“Did you know that there are more bison at Elk Island National Park today than the whole of North America in 1890?”
Half an hour east of Edmonton is the natural oasis known as Elk Island National Park. This 194-square-kilometre national park is an important refuge for wildlife and birds, but its most famous residents are the bison. Bison are North America’s largest terrestrial mammals and two separate species, Wood Bison and Plains Bison, call the park home. Elk Island is Canada’s only fully fenced national park and the two species are kept in separate enclosures to ensure they don’t interbreed. The park is bisected by Highway 16, dividing the park into two areas. Wood Bison are larger than Plains Bison and can be found on the south side of the highway. The northern portion of the park is bigger and is home to the Plains variety. Even though the park is completely fenced, the animals are free to roam within its confines, so spotting them can be difficult. Searching out and photographing these creatures was the reason I ventured to the park on an overcast, rainy day and my first stop was the Bison Loop Road, which is supposed to be a hot spot for viewing the park’s burliest inhabitants.

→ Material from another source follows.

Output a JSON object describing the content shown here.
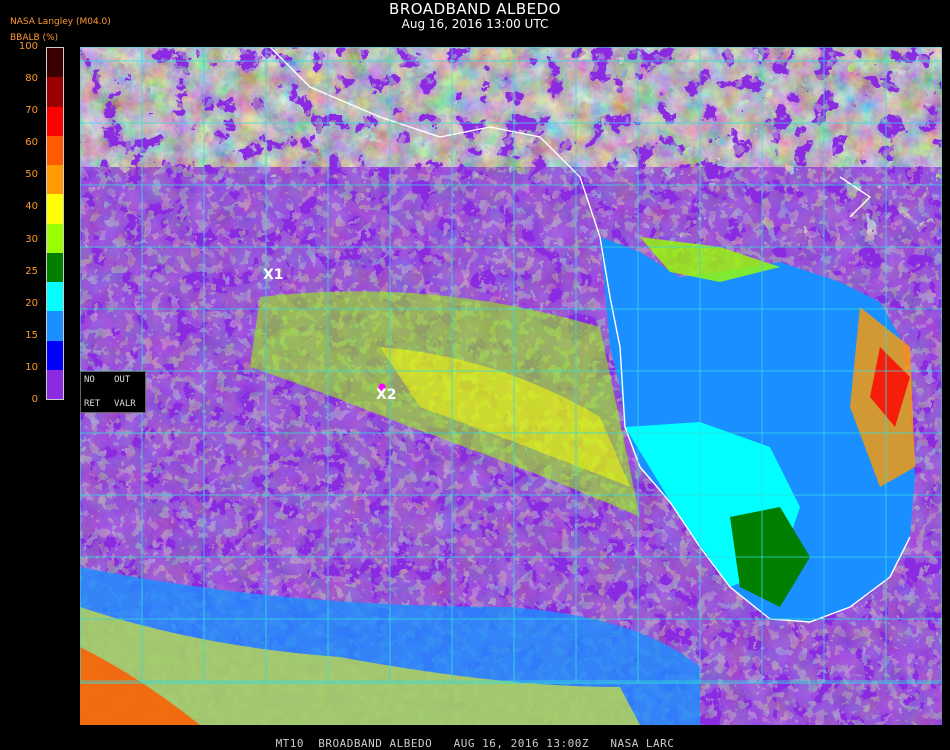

“‘Amisk Wuch’ is Cree for ‘Beaver Hills’. Elk Island National Park is situated within these hills, 30-60 metres above the surrounding plains. For thousands of years these forested hills attracted Aboriginal people from the northern plains. Imagine the appeal as you follow ponds that harbour Ruddy Ducks and Mallards. The slosh of Moose feeding along the edge reminds us that the Beaver Hills have always sustained wildlife. Explore the rich cultural and natural heritage of the home of the amisk (beaver) in Elk Island National Park.”
After completing the Amisk Wuche Trail, and again not seeing any bison, I made my way down to the Astotin Lake Area, which could be considered the hub of Elk Island. The area includes a visitor centre, beaches, a golf course, campground, boat launch, and more. It’s also home to several trailheads, including the one for my next hike; Lakeview Trail. This trail features panoramic views overlooking Astotin Lake and traverses through both Aspen and Black Spruce forest. The trail is considered easy with limited steep sections and a distance of 3.7km.
As I was hiking along the Lakeview Trail I came around a corner and was hit with the unmistakable smell of bovine. Bison smell an awful lot like cattle, so I instantly became very aware of my surroundings as I didn’t want to surprise any wildlife. I didn’t end up seeing anything, but the tall grass beside the trail was trampled down, possibly the site of a bed, and there were tracks along this muddy section of trail, which look a lot like bison tracks. Take a look at the following photos and see for yourself. What do you think?
After hiking two trails in soggy weather I was wet and cold. I decided to put my quest for bison on hold and return at a later date to continue my search. I feel like my brief visit was a great introduction to the park, but I also barely scratched the surface of its full potential. I hope to return someday soon and do a lot more exploring. I would love to hike one of the longer trails, such as Tawayik Lake Trail or Wood Bison Trail, or spend some time paddling on the lakes, to get the full experience of what this park truly has to offer. Elk Island is also part of the Beaver Hills Dark Sky Preserve, which provides some of the best stargazing in central Alberta.
As I was leaving I couldn’t help but feel a little disappointed that I didn’t see any of the park’s famous wildlife, but Elk Island still had one last surprise for me. After exiting the park I spotted three large bulls grazing just inside the fence. It wasn’t exactly what I was hoping for in terms of photos, but still very cool seeing them in their traditional territory.
Make sure you stay connected with everything Elk Island by following them on Twitter. You can also find Parks Canada on Twitter, Facebook, and Instagram. Did you know the bison that were reintroduced to Banff National Park in 2017 were originally from Elk Island National Park? It’s true, and you can read all about that historic homecoming in my previous story.